▸ **What this task involves**: When you retype the records that follow, keep each word as it is and drop any pictures.

▸ **Extracted records**:

Content starts

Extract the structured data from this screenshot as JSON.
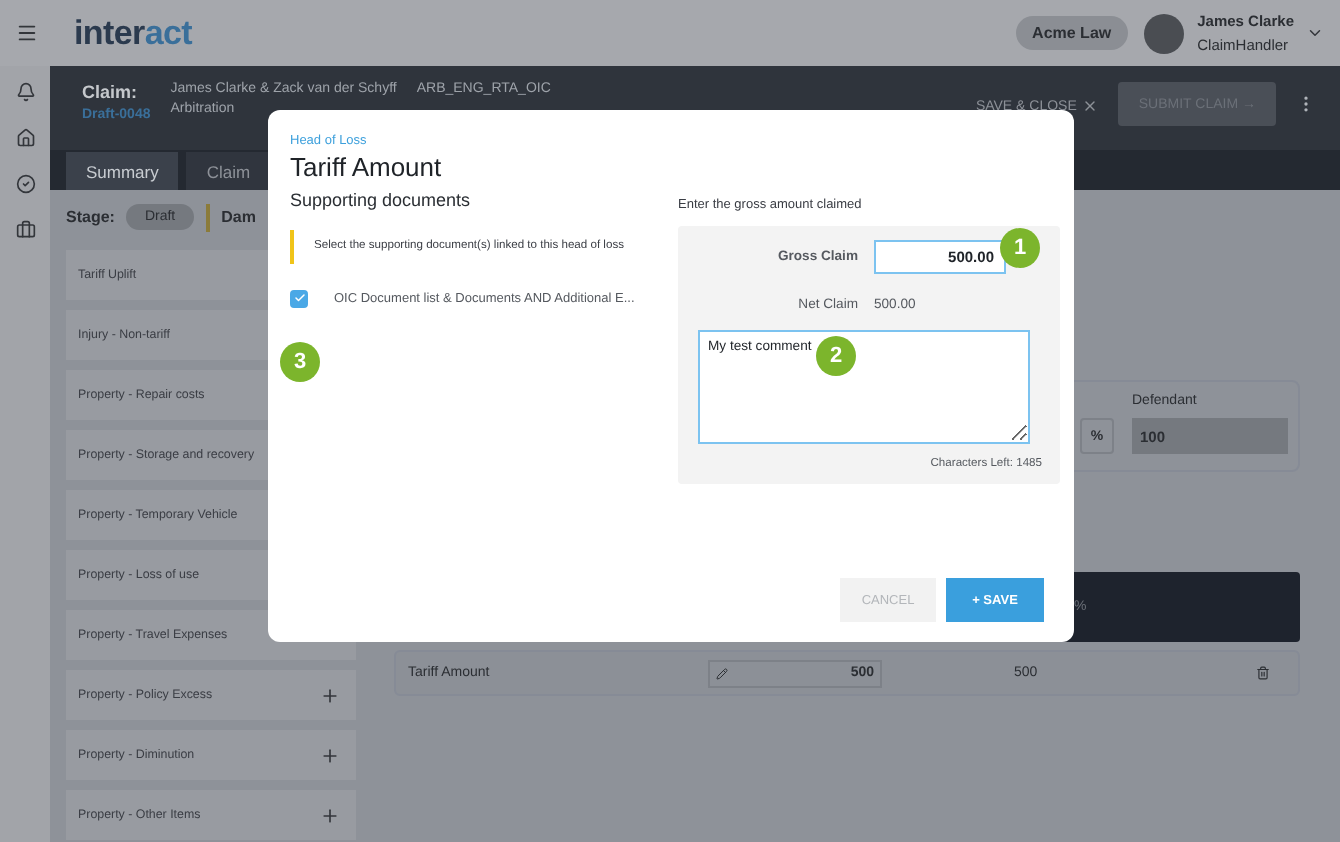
{
  "topbar": {
    "logo": {
      "main": "inter",
      "accent": "act"
    },
    "org": "Acme Law",
    "user": {
      "name": "James Clarke",
      "role": "ClaimHandler"
    }
  },
  "rail": {
    "items": [
      {
        "kind": "bell"
      },
      {
        "kind": "home"
      },
      {
        "kind": "check"
      },
      {
        "kind": "briefcase"
      }
    ]
  },
  "claim": {
    "label": "Claim:",
    "id": "Draft-0048",
    "parties": "James Clarke & Zack van der Schyff",
    "type": "Arbitration",
    "code": "ARB_ENG_RTA_OIC",
    "save_close": "SAVE & CLOSE",
    "submit": "SUBMIT CLAIM →"
  },
  "tabs": [
    {
      "label": "Summary",
      "selected": true
    },
    {
      "label": "Claim",
      "selected": false
    }
  ],
  "stage": {
    "label": "Stage:",
    "value": "Draft",
    "section": "Dam"
  },
  "heads": [
    {
      "label": "Tariff Uplift",
      "add": false
    },
    {
      "label": "Injury - Non-tariff",
      "add": false
    },
    {
      "label": "Property - Repair costs",
      "add": false
    },
    {
      "label": "Property - Storage and recovery",
      "add": false
    },
    {
      "label": "Property - Temporary Vehicle",
      "add": false
    },
    {
      "label": "Property - Loss of use",
      "add": false
    },
    {
      "label": "Property - Travel Expenses",
      "add": false
    },
    {
      "label": "Property - Policy Excess",
      "add": true
    },
    {
      "label": "Property - Diminution",
      "add": true
    },
    {
      "label": "Property - Other Items",
      "add": true
    }
  ],
  "split": {
    "defendant_label": "Defendant",
    "unit": "%",
    "defendant_value": "100"
  },
  "summary_bar": {
    "unit": "%"
  },
  "row": {
    "name": "Tariff Amount",
    "value": "500",
    "net": "500"
  },
  "modal": {
    "eyebrow": "Head of Loss",
    "title": "Tariff Amount",
    "docs_heading": "Supporting documents",
    "note": "Select the supporting document(s) linked to this head of loss",
    "documents": [
      {
        "label": "OIC Document list & Documents AND Additional E...",
        "checked": true
      }
    ],
    "prompt": "Enter the gross amount claimed",
    "gross_label": "Gross Claim",
    "gross_value": "500.00",
    "net_label": "Net Claim",
    "net_value": "500.00",
    "comment": "My test comment",
    "chars_left": "Characters Left: 1485",
    "cancel": "CANCEL",
    "save": "+ SAVE",
    "badges": [
      "1",
      "2",
      "3"
    ]
  }
}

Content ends

▸ **Written answer**:
Extract the structured data from this screenshot as JSON.
{
  "topbar": {
    "logo": {
      "main": "inter",
      "accent": "act"
    },
    "org": "Acme Law",
    "user": {
      "name": "James Clarke",
      "role": "ClaimHandler"
    }
  },
  "rail": {
    "items": [
      {
        "kind": "bell"
      },
      {
        "kind": "home"
      },
      {
        "kind": "check"
      },
      {
        "kind": "briefcase"
      }
    ]
  },
  "claim": {
    "label": "Claim:",
    "id": "Draft-0048",
    "parties": "James Clarke & Zack van der Schyff",
    "type": "Arbitration",
    "code": "ARB_ENG_RTA_OIC",
    "save_close": "SAVE & CLOSE",
    "submit": "SUBMIT CLAIM →"
  },
  "tabs": [
    {
      "label": "Summary",
      "selected": true
    },
    {
      "label": "Claim",
      "selected": false
    }
  ],
  "stage": {
    "label": "Stage:",
    "value": "Draft",
    "section": "Dam"
  },
  "heads": [
    {
      "label": "Tariff Uplift",
      "add": false
    },
    {
      "label": "Injury - Non-tariff",
      "add": false
    },
    {
      "label": "Property - Repair costs",
      "add": false
    },
    {
      "label": "Property - Storage and recovery",
      "add": false
    },
    {
      "label": "Property - Temporary Vehicle",
      "add": false
    },
    {
      "label": "Property - Loss of use",
      "add": false
    },
    {
      "label": "Property - Travel Expenses",
      "add": false
    },
    {
      "label": "Property - Policy Excess",
      "add": true
    },
    {
      "label": "Property - Diminution",
      "add": true
    },
    {
      "label": "Property - Other Items",
      "add": true
    }
  ],
  "split": {
    "defendant_label": "Defendant",
    "unit": "%",
    "defendant_value": "100"
  },
  "summary_bar": {
    "unit": "%"
  },
  "row": {
    "name": "Tariff Amount",
    "value": "500",
    "net": "500"
  },
  "modal": {
    "eyebrow": "Head of Loss",
    "title": "Tariff Amount",
    "docs_heading": "Supporting documents",
    "note": "Select the supporting document(s) linked to this head of loss",
    "documents": [
      {
        "label": "OIC Document list & Documents AND Additional E...",
        "checked": true
      }
    ],
    "prompt": "Enter the gross amount claimed",
    "gross_label": "Gross Claim",
    "gross_value": "500.00",
    "net_label": "Net Claim",
    "net_value": "500.00",
    "comment": "My test comment",
    "chars_left": "Characters Left: 1485",
    "cancel": "CANCEL",
    "save": "+ SAVE",
    "badges": [
      "1",
      "2",
      "3"
    ]
  }
}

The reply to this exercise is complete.